_WORK INSTRUCTION_:
All of the data below must be reproduced word for word, but without its images.
(AVAILABLE DATA begins)
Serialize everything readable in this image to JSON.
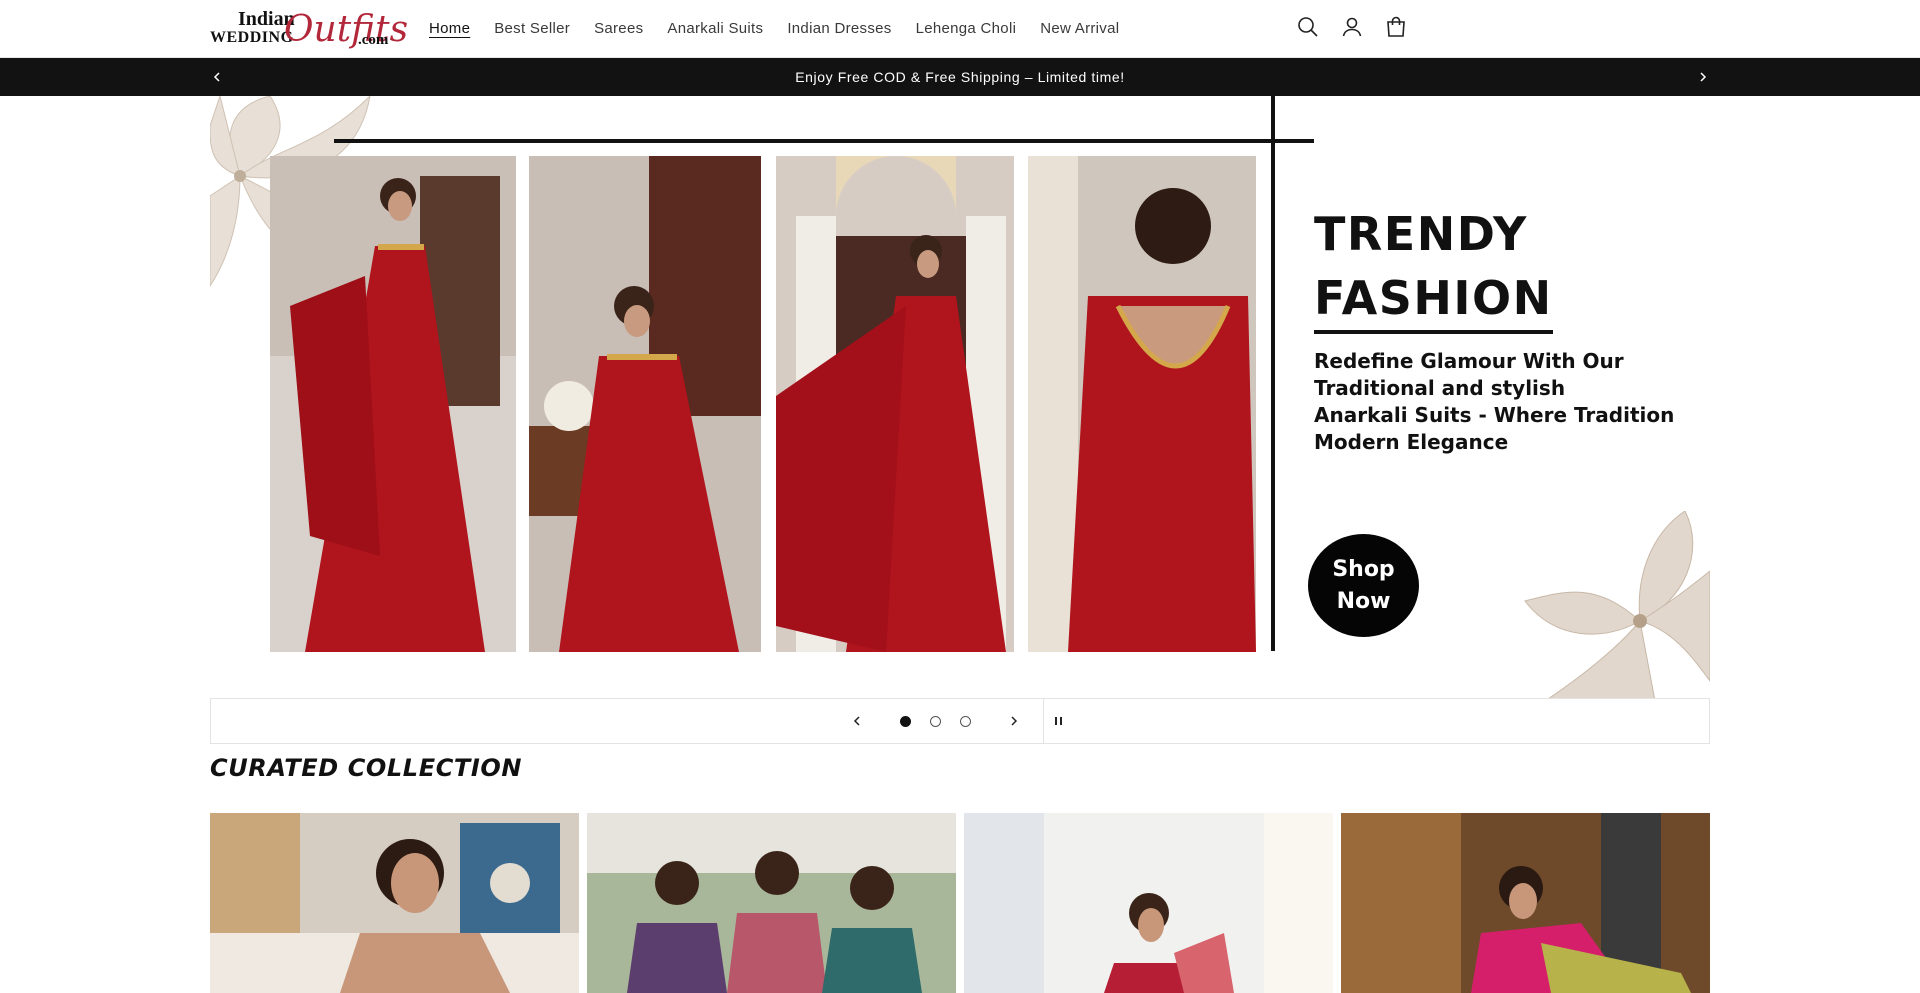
{
  "header": {
    "logo": {
      "line1": "Indian",
      "line2": "WEDDING",
      "script": "Outfits",
      "suffix": ".com"
    },
    "nav": [
      {
        "label": "Home",
        "active": true
      },
      {
        "label": "Best Seller"
      },
      {
        "label": "Sarees"
      },
      {
        "label": "Anarkali Suits"
      },
      {
        "label": "Indian Dresses"
      },
      {
        "label": "Lehenga Choli"
      },
      {
        "label": "New Arrival"
      }
    ],
    "icons": [
      "search-icon",
      "account-icon",
      "cart-icon"
    ]
  },
  "announcement": {
    "text": "Enjoy Free COD & Free Shipping – Limited time!",
    "icons": [
      "chevron-left-icon",
      "chevron-right-icon"
    ]
  },
  "hero": {
    "heading_line1": "TRENDY",
    "heading_line2": "FASHION",
    "tagline": [
      "Redefine Glamour With Our",
      "Traditional and stylish",
      "Anarkali Suits - Where Tradition",
      "Modern Elegance"
    ],
    "cta_line1": "Shop",
    "cta_line2": "Now"
  },
  "slider": {
    "slide_count": 3,
    "active_slide": 1,
    "icons": [
      "chevron-left-icon",
      "chevron-right-icon",
      "pause-icon"
    ]
  },
  "curated": {
    "title": "CURATED COLLECTION"
  },
  "colors": {
    "dark": "#121212",
    "dress_red": "#b0141c",
    "logo_accent": "#b2283a"
  }
}
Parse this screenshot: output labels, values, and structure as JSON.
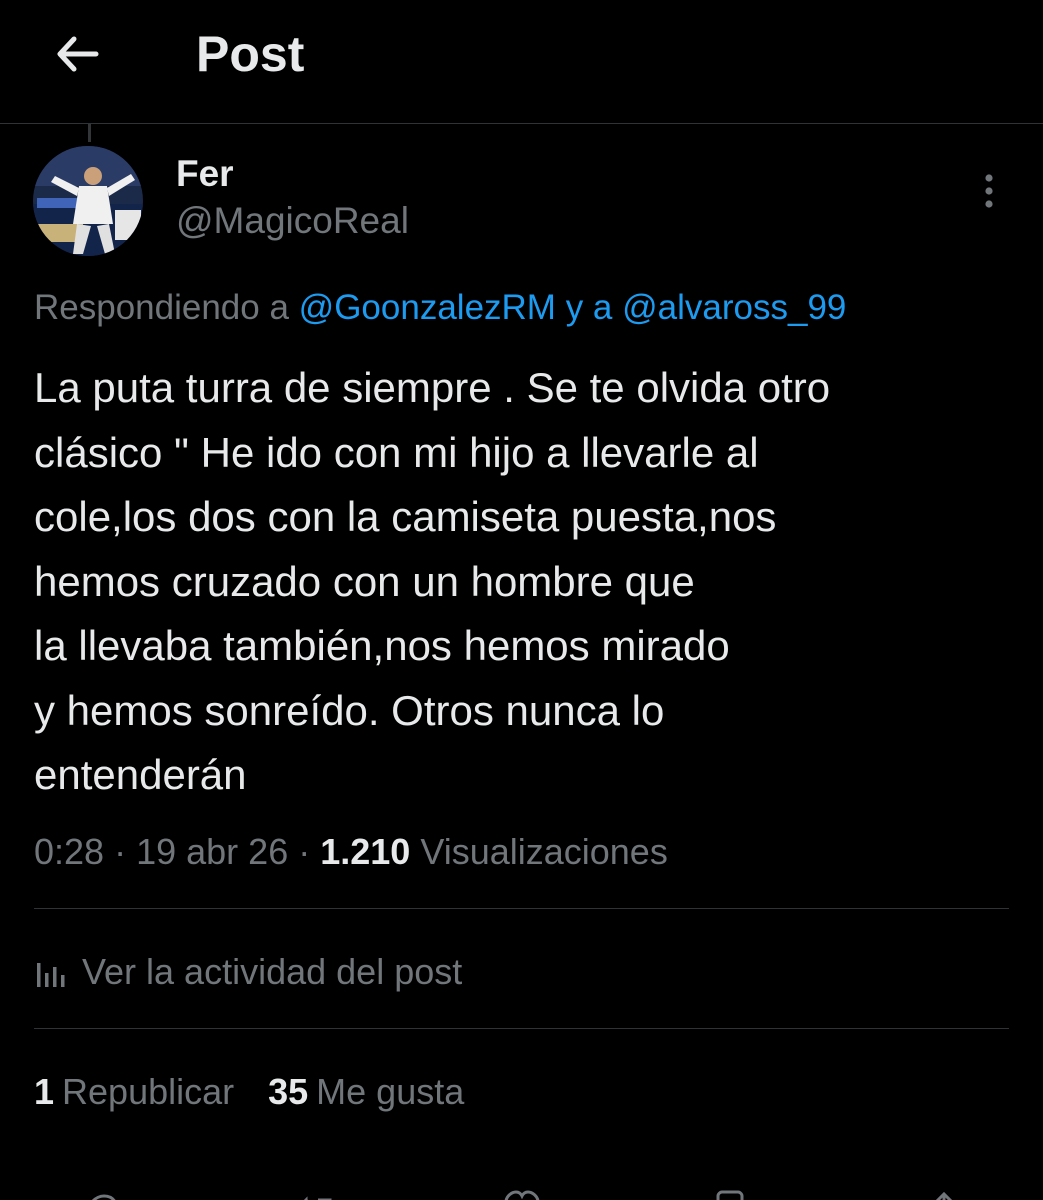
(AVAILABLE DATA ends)
_RESULT FOR THIS EXERCISE_:
Serialize everything readable in this image to JSON.
{
  "header": {
    "logo": {
      "line1": "Indian",
      "line2": "WEDDING",
      "script": "Outfits",
      "suffix": ".com"
    },
    "nav": [
      {
        "label": "Home",
        "active": true
      },
      {
        "label": "Best Seller"
      },
      {
        "label": "Sarees"
      },
      {
        "label": "Anarkali Suits"
      },
      {
        "label": "Indian Dresses"
      },
      {
        "label": "Lehenga Choli"
      },
      {
        "label": "New Arrival"
      }
    ],
    "icons": [
      "search-icon",
      "account-icon",
      "cart-icon"
    ]
  },
  "announcement": {
    "text": "Enjoy Free COD & Free Shipping – Limited time!",
    "icons": [
      "chevron-left-icon",
      "chevron-right-icon"
    ]
  },
  "hero": {
    "heading_line1": "TRENDY",
    "heading_line2": "FASHION",
    "tagline": [
      "Redefine Glamour With Our",
      "Traditional and stylish",
      "Anarkali Suits - Where Tradition",
      "Modern Elegance"
    ],
    "cta_line1": "Shop",
    "cta_line2": "Now"
  },
  "slider": {
    "slide_count": 3,
    "active_slide": 1,
    "icons": [
      "chevron-left-icon",
      "chevron-right-icon",
      "pause-icon"
    ]
  },
  "curated": {
    "title": "CURATED COLLECTION"
  },
  "colors": {
    "dark": "#121212",
    "dress_red": "#b0141c",
    "logo_accent": "#b2283a"
  }
}
Parse this screenshot: output labels, values, and structure as JSON.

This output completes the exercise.